Worth Reading 8.27.14

From CNBC today comes some bearish outlooks, including the below chart that is worth a look.




This Isn’t Going to End Well

Part One: Stocks are too Expensive

I.C. Angles Investment Post

The stock market is too expensive. This is what valuation methods that have been proven to work are showing. And at some point prices will decline significantly, in order for stocks to become fairly priced. Expensive valuations are just one reason, the current bull market is likely to end particularly badly, with a price decline that could very easily surpass either of the last two major bear markets. Given how high valuations have currently risen, a fall in the stock market of well over 50 percent is a very real possibility.


Worth Reading (or viewing) 8.17.14

Recently in December I discussed that despite remaining a reluctant bull on the stock market, there are real reasons to fear a 1987 type scenario of a market crash. This is why I have recommended retail investors hold a significant cash position for over a year now despite stocks marching higher. Apparently I have some good company when it comes to this concern….

In this link, Passport Capital Founder and Chief Investing Officer John Burbank discusses his outlook for the markets and his concerns about a 1987 replay on Bloomberg TV’s ” Market Makers.”







In addition the most recent regulatory filing from Soros Fund Management reveals that the investment vehicle of legendary investor George Soros has increased its S&P 500 put option position to $2.2 billion or 17 percent of assets under management. In other words, they remain long on stocks, but at the same time have increased their investment in securities that will rise in value if the stock market were to crash.


Worth Reading 8.1.14

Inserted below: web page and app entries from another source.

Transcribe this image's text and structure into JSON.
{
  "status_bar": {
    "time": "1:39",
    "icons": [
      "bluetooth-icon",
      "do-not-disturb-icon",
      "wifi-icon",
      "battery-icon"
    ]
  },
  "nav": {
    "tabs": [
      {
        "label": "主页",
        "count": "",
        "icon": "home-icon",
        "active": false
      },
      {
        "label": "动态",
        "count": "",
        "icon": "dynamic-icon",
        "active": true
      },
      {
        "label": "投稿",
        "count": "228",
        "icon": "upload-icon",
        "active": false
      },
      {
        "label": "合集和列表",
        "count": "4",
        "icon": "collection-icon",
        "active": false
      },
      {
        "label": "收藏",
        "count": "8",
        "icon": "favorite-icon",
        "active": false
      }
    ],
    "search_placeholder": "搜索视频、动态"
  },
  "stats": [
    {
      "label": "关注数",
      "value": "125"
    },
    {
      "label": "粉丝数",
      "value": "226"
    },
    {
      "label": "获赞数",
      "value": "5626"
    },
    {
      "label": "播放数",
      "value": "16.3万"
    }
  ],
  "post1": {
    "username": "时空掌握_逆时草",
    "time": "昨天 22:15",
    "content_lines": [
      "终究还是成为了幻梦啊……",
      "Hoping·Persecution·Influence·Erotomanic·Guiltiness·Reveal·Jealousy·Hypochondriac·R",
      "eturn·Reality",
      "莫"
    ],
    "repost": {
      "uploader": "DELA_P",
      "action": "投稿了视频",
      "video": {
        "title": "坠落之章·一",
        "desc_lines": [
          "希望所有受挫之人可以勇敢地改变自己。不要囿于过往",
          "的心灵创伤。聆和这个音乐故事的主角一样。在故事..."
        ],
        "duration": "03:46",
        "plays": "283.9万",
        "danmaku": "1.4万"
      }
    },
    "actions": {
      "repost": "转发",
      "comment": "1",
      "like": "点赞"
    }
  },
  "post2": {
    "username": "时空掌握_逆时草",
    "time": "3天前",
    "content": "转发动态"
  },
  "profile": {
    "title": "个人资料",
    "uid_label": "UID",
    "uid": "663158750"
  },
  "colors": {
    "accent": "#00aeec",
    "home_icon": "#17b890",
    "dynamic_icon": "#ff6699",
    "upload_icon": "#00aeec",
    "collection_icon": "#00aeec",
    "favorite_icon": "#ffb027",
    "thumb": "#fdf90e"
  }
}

A perfect supplement to my post from yesterday, covering how valuation metrics point to a major market decline in the future, is today’s McClellan Market Report article, “A Scary Valuation Indicator” that includes the below chart using a blend of the Cyclically Adjusted P/E ratio and Moody’s Baa yield to predict market tops, with the implication we are much closer to a major top than away from one.


Source: McClellan Financial